5G is expanding across the world - at the same time, there is speculation as to what the anticipated 6th Generation technology will offer.
Generation technology is used across mobile phones, computers, cars and more, such as weapons and satellites. A United Nations body, The International Telecommunication Union (ITU), is responsible for regulating the telecoms industry, including Generation technology. In this article, we’ll look at wireless cellular technology.
Here is a timeline of the Generations - what do you remember?
1G: ‘The Brick Phone’, 1980s
An iconic feature of the 1980s, analog phones using 1G technology came with an antenna and could only make voice calls. The phones were heavy and battery life was short, but they were very easy to use.
2G: Texting begins in 1991
Mobile phones evolved from analog to digital and offered customers a new way to communicate:
SMS - Short Message Service, also known as ‘texting’.
MMS - Multimedia Messaging Service, users could now send pictures, videos and website links to each other.
2.5G and 2.75G: the mid-1990s middle Generation technology included data
Data transmission was sped up with 2.5G and 2.75G, but these technological feats also marked a new era in manufacturing, the beginning of e-waste.
Since the 1870s, the telephone has been a status symbol. But by the 1990s consumers had a huge disposable income to use to keep up with the latest models. Manufacturers knew this and announced the arrival of a new make frequently, often with only minor technological advances. Initially this caused huge excitement among tech users and some were keen to get rid of their old phone in favour of the newest model. However, with the arrival of the iPhone 6 in 2014 (also known as Bendgate) consumers started to wise up.
Faster data transmission, internet access and video calls arrived in the pockets of millions, opening a new way for the world to connect.
Phones across the world now offer 4G technology - including gaming services and clearer voice calls.
5G utilises technologies such as automation, AI and IoT.
This upgrade should have been warmly received, but it arrived in a rather dramatic year and became the focal point of conspiracy theories involving biological warfare and government mind-control on civilians.

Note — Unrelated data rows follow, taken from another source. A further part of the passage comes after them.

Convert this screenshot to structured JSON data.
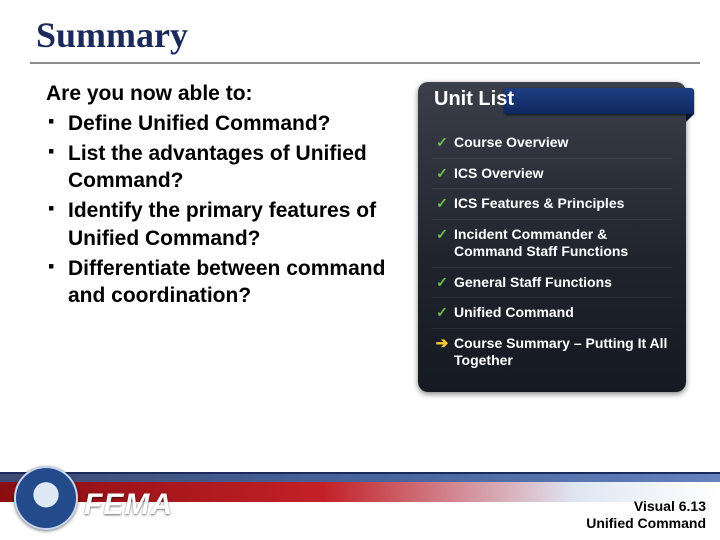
{
  "title": "Summary",
  "lead": "Are you now able to:",
  "bullets": [
    "Define Unified Command?",
    "List the advantages of Unified Command?",
    "Identify the primary features of Unified Command?",
    "Differentiate between command and coordination?"
  ],
  "panel": {
    "title": "Unit List",
    "items": [
      {
        "marker": "check",
        "label": "Course Overview"
      },
      {
        "marker": "check",
        "label": "ICS Overview"
      },
      {
        "marker": "check",
        "label": "ICS Features & Principles"
      },
      {
        "marker": "check",
        "label": "Incident Commander & Command Staff Functions"
      },
      {
        "marker": "check",
        "label": "General Staff Functions"
      },
      {
        "marker": "check",
        "label": "Unified Command"
      },
      {
        "marker": "arrow",
        "label": "Course Summary – Putting It All Together"
      }
    ]
  },
  "footer": {
    "agency": "FEMA",
    "visual_label": "Visual 6.13",
    "unit_label": "Unified Command"
  },
  "glyphs": {
    "check": "✓",
    "arrow": "➔",
    "square": "▪"
  }
}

By the end of this decade, it is expected that 6G technology will have overtaken and replaced 5G - but what will this include? 6G is expected to offer the usual upgrades as previous Generations have: it will be more efficient and offer users a higher definition.
Technology insiders have suggested 6G will bridge biology and AI.